Clare Maguire, in her interview with this magazine last week, was keen to stress the irritation she feels with being compared to Bonnie Tyler. Musicians hate comparisons at the best of times, but Ms Tyler is not the sort of name any aspiring singer would want to be likened to.
Unfortunately, the young Birmingham newcomer is going to have to get used to the name-calling. Her voice is similarly huge and given to vocal gymnastics. And the songs she co-penned with songwriter-for-hire Fraser T Smith frequently stray into cheesy territory.
There's something of The X Factor about this album. Everything is focused on Maguire's singing and one can almost imagine Simon Cowell in the background urging her to "project" that bit more. The result is a batch of songs devoid of subtlety and -- for the most part -- charm.
There are echoes of Florence Welch here, but what made her album work so well was the sheer variety of songs and styles on offer. Light After Dark attacks the listener like a sledgehammer.
There are two songs that redeem the album from turkey status. The Happiest Pretenders has the hooks in the right place and, for once, the huge choruses don't undermine everything. And if it's a disco stomper you're after, look no further than The Last Dance.

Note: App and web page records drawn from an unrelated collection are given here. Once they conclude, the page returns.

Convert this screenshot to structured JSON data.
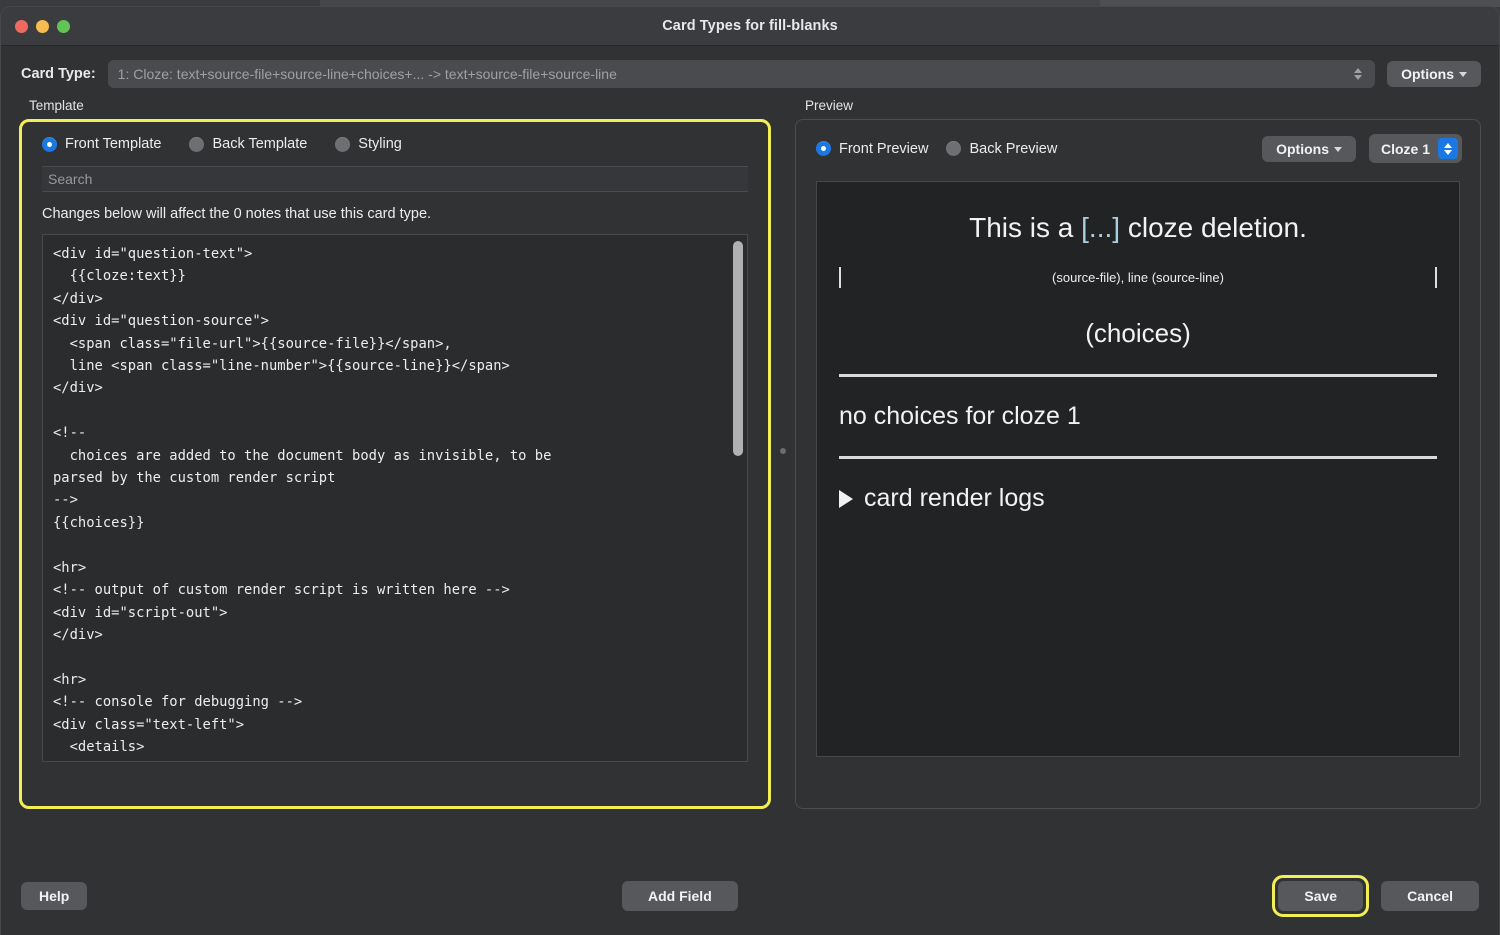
{
  "window": {
    "title": "Card Types for fill-blanks",
    "traffic_lights": [
      "close-red",
      "minimize-yellow",
      "maximize-green"
    ]
  },
  "header": {
    "card_type_label": "Card Type:",
    "card_type_value": "1: Cloze: text+source-file+source-line+choices+... -> text+source-file+source-line",
    "options_label": "Options"
  },
  "template_pane": {
    "caption": "Template",
    "radios": [
      {
        "label": "Front Template",
        "selected": true
      },
      {
        "label": "Back Template",
        "selected": false
      },
      {
        "label": "Styling",
        "selected": false
      }
    ],
    "search_placeholder": "Search",
    "search_value": "",
    "notes_notice": "Changes below will affect the 0 notes that use this card type.",
    "code": "<div id=\"question-text\">\n  {{cloze:text}}\n</div>\n<div id=\"question-source\">\n  <span class=\"file-url\">{{source-file}}</span>,\n  line <span class=\"line-number\">{{source-line}}</span>\n</div>\n\n<!--\n  choices are added to the document body as invisible, to be\nparsed by the custom render script\n-->\n{{choices}}\n\n<hr>\n<!-- output of custom render script is written here -->\n<div id=\"script-out\">\n</div>\n\n<hr>\n<!-- console for debugging -->\n<div class=\"text-left\">\n  <details>"
  },
  "preview_pane": {
    "caption": "Preview",
    "radios": [
      {
        "label": "Front Preview",
        "selected": true
      },
      {
        "label": "Back Preview",
        "selected": false
      }
    ],
    "options_label": "Options",
    "cloze_selector_value": "Cloze 1",
    "card": {
      "question_before": "This is a ",
      "question_cloze": "[...]",
      "question_after": " cloze deletion.",
      "source_line": "(source-file), line (source-line)",
      "choices_placeholder": "(choices)",
      "no_choices_text": "no choices for cloze 1",
      "render_logs_label": "card render logs"
    }
  },
  "footer": {
    "help_label": "Help",
    "add_field_label": "Add Field",
    "save_label": "Save",
    "cancel_label": "Cancel"
  },
  "colors": {
    "highlight_ring": "#f2ef55",
    "accent_blue": "#1a78e5",
    "cloze_blue": "#a9cfe2",
    "window_bg": "#313234",
    "preview_bg": "#222325"
  }
}
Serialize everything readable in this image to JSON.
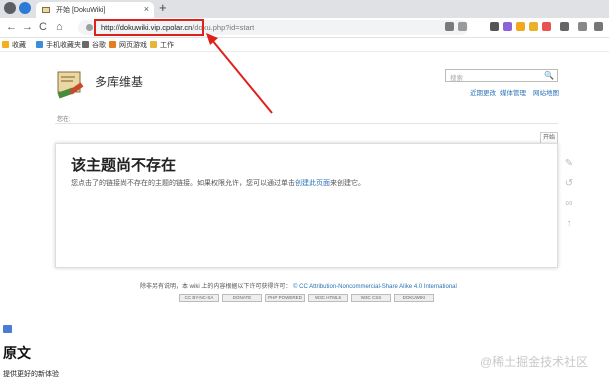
{
  "browser": {
    "tab_title": "开始 [DokuWiki]",
    "tab_close": "×",
    "new_tab": "+",
    "url_host": "http://dokuwiki.vip.cpolar.cn",
    "url_path": "/doku.php?id=start",
    "back": "←",
    "forward": "→",
    "reload": "C",
    "home": "⌂"
  },
  "bookmarks": [
    {
      "label": "收藏",
      "color": "#f2b01e"
    },
    {
      "label": "手机收藏夹",
      "color": "#3a8fd8"
    },
    {
      "label": "谷歌",
      "color": "#6a6a6a"
    },
    {
      "label": "网页游戏",
      "color": "#e87d1e"
    },
    {
      "label": "工作",
      "color": "#e8b43a"
    }
  ],
  "wiki": {
    "site_title": "多库维基",
    "search_placeholder": "搜索",
    "search_icon": "🔍",
    "links": [
      "近期更改",
      "媒体管理",
      "网站地图"
    ],
    "trace_label": "您在:",
    "page_tab": "开始",
    "heading": "该主题尚不存在",
    "message_pre": "您点击了的链接尚不存在的主题的链接。如果权限允许，您可以通过单击",
    "message_link": "创建此页面",
    "message_post": "来创建它。",
    "license_pre": "除非另有说明，本 wiki 上的内容根据以下许可获得许可：",
    "license_link": "CC Attribution-Noncommercial-Share Alike 4.0 International",
    "badges": [
      "CC BY-NC-SA",
      "DONATE",
      "PHP POWERED",
      "W3C HTML5",
      "W3C CSS",
      "DOKUWIKI"
    ]
  },
  "article": {
    "heading": "原文",
    "text": "提供更好的新体验"
  },
  "watermark": "@稀土掘金技术社区",
  "colors": {
    "highlight": "#e0211b",
    "link": "#2b73b7"
  }
}
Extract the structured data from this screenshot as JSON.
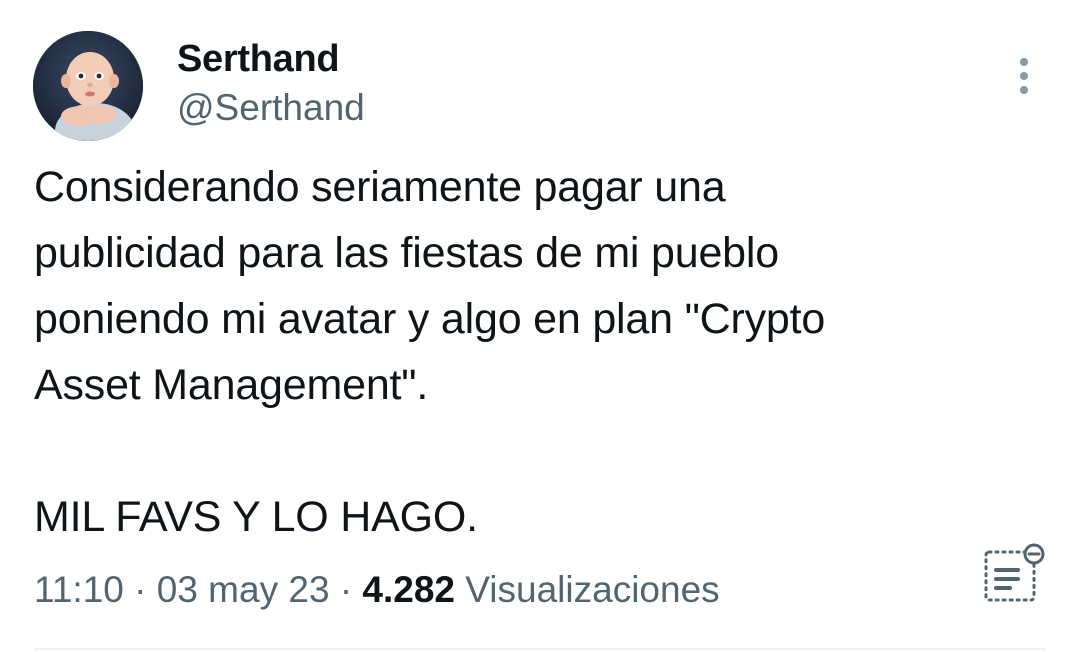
{
  "author": {
    "display_name": "Serthand",
    "handle": "@Serthand",
    "avatar_icon": "baby-photo-avatar"
  },
  "tweet": {
    "text": "Considerando seriamente pagar una\npublicidad para las fiestas de mi pueblo\nponiendo mi avatar y algo en plan \"Crypto\nAsset Management\".\n\nMIL FAVS Y LO HAGO."
  },
  "meta": {
    "time": "11:10",
    "separator": "·",
    "date": "03 may 23",
    "views_count": "4.282",
    "views_label": "Visualizaciones"
  },
  "icons": {
    "more": "more-vertical-icon",
    "analytics": "analytics-icon"
  },
  "colors": {
    "text_primary": "#0f1419",
    "text_secondary": "#536471",
    "icon_gray": "#8b98a5",
    "divider": "#eff3f4"
  }
}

The latter sounds like ABBA meets Shirley Bassey.
Burn it: The Last Dance
Day & Night